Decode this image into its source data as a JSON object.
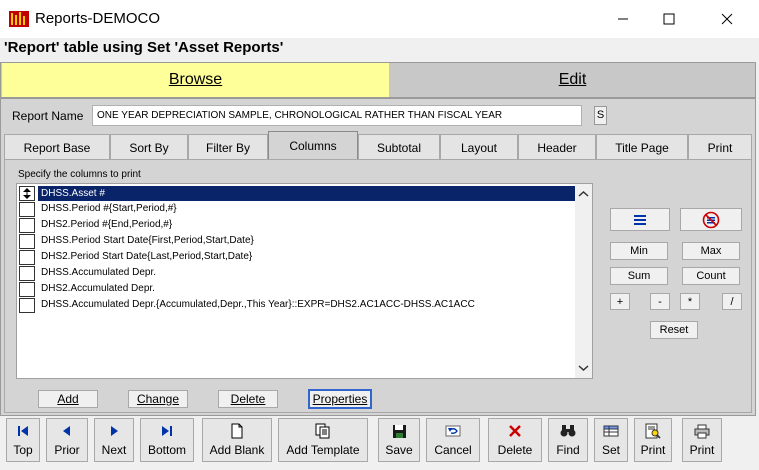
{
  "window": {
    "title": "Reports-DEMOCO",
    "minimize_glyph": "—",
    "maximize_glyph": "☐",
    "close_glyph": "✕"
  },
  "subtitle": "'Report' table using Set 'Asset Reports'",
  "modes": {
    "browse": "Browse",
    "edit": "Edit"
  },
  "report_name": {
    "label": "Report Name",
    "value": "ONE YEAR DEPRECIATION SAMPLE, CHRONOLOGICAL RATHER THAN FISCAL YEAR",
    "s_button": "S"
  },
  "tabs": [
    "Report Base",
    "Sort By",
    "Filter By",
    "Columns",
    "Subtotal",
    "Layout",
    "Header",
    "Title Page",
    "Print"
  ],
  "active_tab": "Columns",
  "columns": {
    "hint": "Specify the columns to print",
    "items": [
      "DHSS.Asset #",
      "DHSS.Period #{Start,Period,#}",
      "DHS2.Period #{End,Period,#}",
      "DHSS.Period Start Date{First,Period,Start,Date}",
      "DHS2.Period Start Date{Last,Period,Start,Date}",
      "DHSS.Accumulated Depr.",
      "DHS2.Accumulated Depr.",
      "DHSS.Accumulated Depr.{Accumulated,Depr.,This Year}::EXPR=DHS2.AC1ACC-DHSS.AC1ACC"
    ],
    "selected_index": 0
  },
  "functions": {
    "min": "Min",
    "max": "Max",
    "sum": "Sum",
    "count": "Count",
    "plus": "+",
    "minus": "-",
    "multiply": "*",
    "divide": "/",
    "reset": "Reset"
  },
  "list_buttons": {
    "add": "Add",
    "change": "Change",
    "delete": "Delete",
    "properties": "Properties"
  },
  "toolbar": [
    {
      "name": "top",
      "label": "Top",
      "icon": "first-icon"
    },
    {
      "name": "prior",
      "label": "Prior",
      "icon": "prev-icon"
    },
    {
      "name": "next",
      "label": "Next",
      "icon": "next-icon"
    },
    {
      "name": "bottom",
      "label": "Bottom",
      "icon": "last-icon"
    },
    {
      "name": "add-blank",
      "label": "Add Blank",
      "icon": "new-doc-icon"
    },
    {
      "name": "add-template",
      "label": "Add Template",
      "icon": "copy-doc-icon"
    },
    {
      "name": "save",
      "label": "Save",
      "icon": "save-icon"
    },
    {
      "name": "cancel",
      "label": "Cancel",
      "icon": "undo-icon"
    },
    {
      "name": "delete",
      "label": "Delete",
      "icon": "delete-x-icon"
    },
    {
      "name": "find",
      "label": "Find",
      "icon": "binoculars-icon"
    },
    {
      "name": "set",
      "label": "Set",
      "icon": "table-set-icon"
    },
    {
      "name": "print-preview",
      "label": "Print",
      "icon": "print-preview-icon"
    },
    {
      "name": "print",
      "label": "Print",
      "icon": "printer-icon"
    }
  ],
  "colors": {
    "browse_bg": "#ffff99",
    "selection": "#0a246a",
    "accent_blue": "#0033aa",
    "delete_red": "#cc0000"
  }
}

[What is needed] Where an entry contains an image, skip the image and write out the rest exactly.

[Exercise solution]
Decode this image into its source data as a JSON object.
{
  "window": {
    "title": "Reports-DEMOCO",
    "minimize_glyph": "—",
    "maximize_glyph": "☐",
    "close_glyph": "✕"
  },
  "subtitle": "'Report' table using Set 'Asset Reports'",
  "modes": {
    "browse": "Browse",
    "edit": "Edit"
  },
  "report_name": {
    "label": "Report Name",
    "value": "ONE YEAR DEPRECIATION SAMPLE, CHRONOLOGICAL RATHER THAN FISCAL YEAR",
    "s_button": "S"
  },
  "tabs": [
    "Report Base",
    "Sort By",
    "Filter By",
    "Columns",
    "Subtotal",
    "Layout",
    "Header",
    "Title Page",
    "Print"
  ],
  "active_tab": "Columns",
  "columns": {
    "hint": "Specify the columns to print",
    "items": [
      "DHSS.Asset #",
      "DHSS.Period #{Start,Period,#}",
      "DHS2.Period #{End,Period,#}",
      "DHSS.Period Start Date{First,Period,Start,Date}",
      "DHS2.Period Start Date{Last,Period,Start,Date}",
      "DHSS.Accumulated Depr.",
      "DHS2.Accumulated Depr.",
      "DHSS.Accumulated Depr.{Accumulated,Depr.,This Year}::EXPR=DHS2.AC1ACC-DHSS.AC1ACC"
    ],
    "selected_index": 0
  },
  "functions": {
    "min": "Min",
    "max": "Max",
    "sum": "Sum",
    "count": "Count",
    "plus": "+",
    "minus": "-",
    "multiply": "*",
    "divide": "/",
    "reset": "Reset"
  },
  "list_buttons": {
    "add": "Add",
    "change": "Change",
    "delete": "Delete",
    "properties": "Properties"
  },
  "toolbar": [
    {
      "name": "top",
      "label": "Top",
      "icon": "first-icon"
    },
    {
      "name": "prior",
      "label": "Prior",
      "icon": "prev-icon"
    },
    {
      "name": "next",
      "label": "Next",
      "icon": "next-icon"
    },
    {
      "name": "bottom",
      "label": "Bottom",
      "icon": "last-icon"
    },
    {
      "name": "add-blank",
      "label": "Add Blank",
      "icon": "new-doc-icon"
    },
    {
      "name": "add-template",
      "label": "Add Template",
      "icon": "copy-doc-icon"
    },
    {
      "name": "save",
      "label": "Save",
      "icon": "save-icon"
    },
    {
      "name": "cancel",
      "label": "Cancel",
      "icon": "undo-icon"
    },
    {
      "name": "delete",
      "label": "Delete",
      "icon": "delete-x-icon"
    },
    {
      "name": "find",
      "label": "Find",
      "icon": "binoculars-icon"
    },
    {
      "name": "set",
      "label": "Set",
      "icon": "table-set-icon"
    },
    {
      "name": "print-preview",
      "label": "Print",
      "icon": "print-preview-icon"
    },
    {
      "name": "print",
      "label": "Print",
      "icon": "printer-icon"
    }
  ],
  "colors": {
    "browse_bg": "#ffff99",
    "selection": "#0a246a",
    "accent_blue": "#0033aa",
    "delete_red": "#cc0000"
  }
}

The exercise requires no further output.